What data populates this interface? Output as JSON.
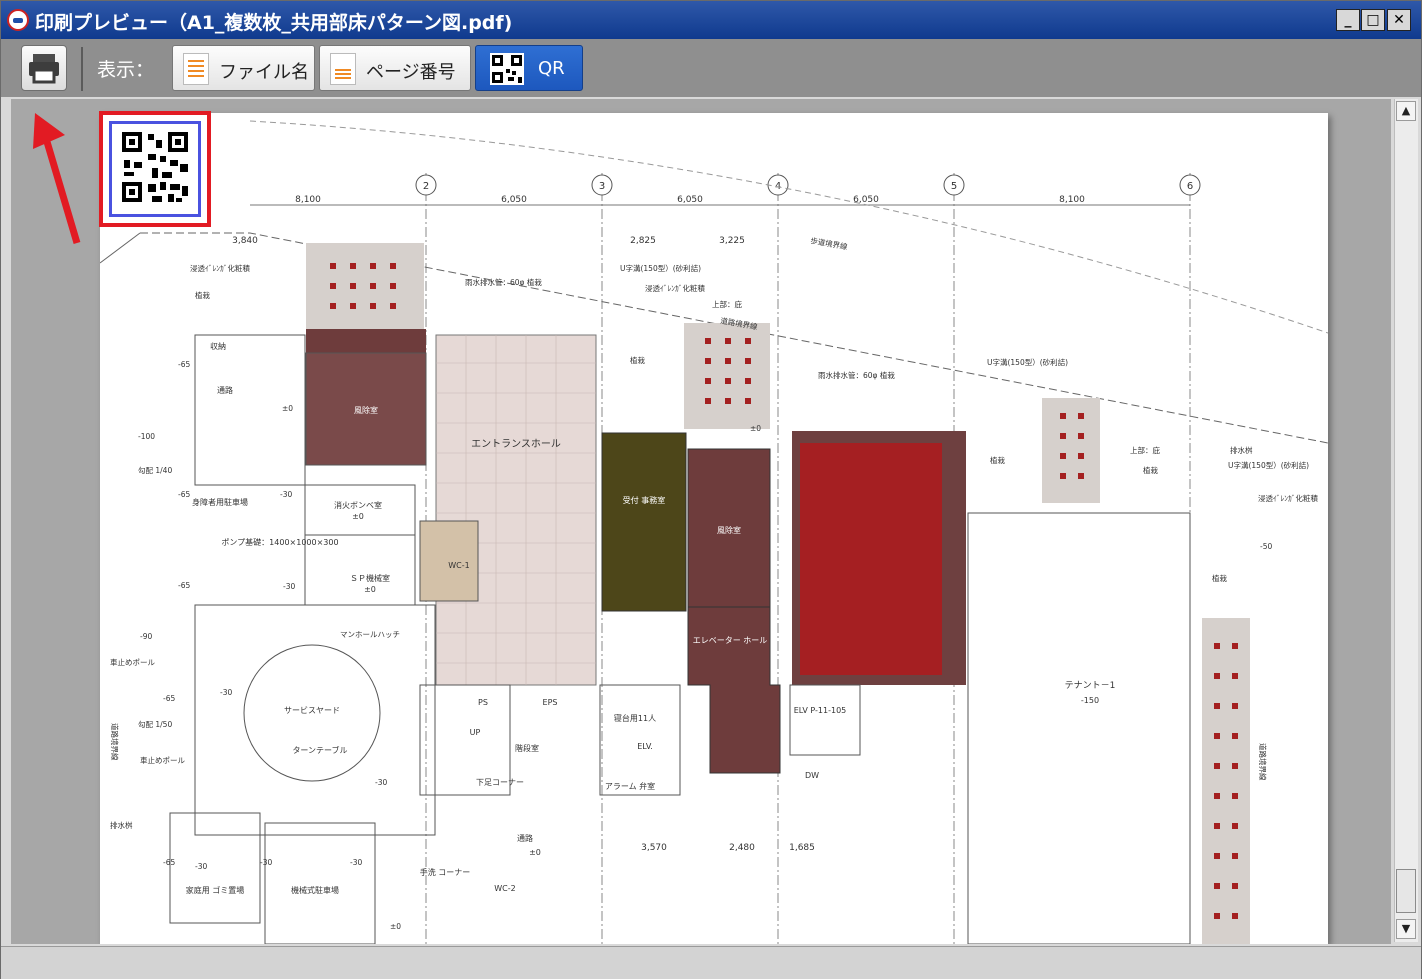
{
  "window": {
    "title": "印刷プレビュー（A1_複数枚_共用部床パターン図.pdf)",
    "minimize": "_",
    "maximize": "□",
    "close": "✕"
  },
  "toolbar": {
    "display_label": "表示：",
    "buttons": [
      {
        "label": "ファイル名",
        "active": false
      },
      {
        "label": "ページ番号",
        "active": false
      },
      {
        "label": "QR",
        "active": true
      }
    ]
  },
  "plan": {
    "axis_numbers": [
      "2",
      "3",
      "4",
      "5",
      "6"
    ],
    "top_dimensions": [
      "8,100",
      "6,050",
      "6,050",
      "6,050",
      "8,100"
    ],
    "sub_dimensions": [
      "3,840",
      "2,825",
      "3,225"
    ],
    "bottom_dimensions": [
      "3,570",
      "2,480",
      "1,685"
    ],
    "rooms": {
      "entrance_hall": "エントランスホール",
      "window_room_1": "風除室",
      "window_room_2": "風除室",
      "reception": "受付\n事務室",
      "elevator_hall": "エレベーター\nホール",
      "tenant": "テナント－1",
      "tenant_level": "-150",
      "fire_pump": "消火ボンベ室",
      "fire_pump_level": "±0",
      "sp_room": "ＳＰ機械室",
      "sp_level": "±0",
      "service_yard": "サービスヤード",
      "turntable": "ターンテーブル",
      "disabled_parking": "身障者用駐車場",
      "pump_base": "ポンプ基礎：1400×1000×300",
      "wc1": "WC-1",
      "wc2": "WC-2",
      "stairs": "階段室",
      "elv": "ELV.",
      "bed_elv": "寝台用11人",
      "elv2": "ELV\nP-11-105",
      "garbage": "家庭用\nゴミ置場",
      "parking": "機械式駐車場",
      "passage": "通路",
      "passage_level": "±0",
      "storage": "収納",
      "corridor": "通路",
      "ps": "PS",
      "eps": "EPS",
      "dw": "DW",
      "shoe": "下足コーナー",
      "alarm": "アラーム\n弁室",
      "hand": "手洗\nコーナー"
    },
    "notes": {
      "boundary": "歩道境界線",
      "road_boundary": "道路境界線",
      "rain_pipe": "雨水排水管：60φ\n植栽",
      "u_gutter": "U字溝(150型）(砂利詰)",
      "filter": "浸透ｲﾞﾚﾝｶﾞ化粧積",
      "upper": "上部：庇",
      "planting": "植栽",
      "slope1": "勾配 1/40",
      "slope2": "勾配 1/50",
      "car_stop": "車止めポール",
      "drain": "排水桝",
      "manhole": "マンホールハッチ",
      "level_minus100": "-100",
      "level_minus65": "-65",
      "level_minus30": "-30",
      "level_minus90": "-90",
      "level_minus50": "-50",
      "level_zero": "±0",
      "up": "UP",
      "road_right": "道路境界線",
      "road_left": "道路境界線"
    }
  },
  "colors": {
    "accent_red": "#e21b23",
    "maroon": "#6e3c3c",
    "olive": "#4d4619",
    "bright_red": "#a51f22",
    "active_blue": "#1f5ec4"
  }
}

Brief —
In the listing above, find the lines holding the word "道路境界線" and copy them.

Reply to the task —
      "road_boundary": "道路境界線",
      "road_right": "道路境界線",
      "road_left": "道路境界線"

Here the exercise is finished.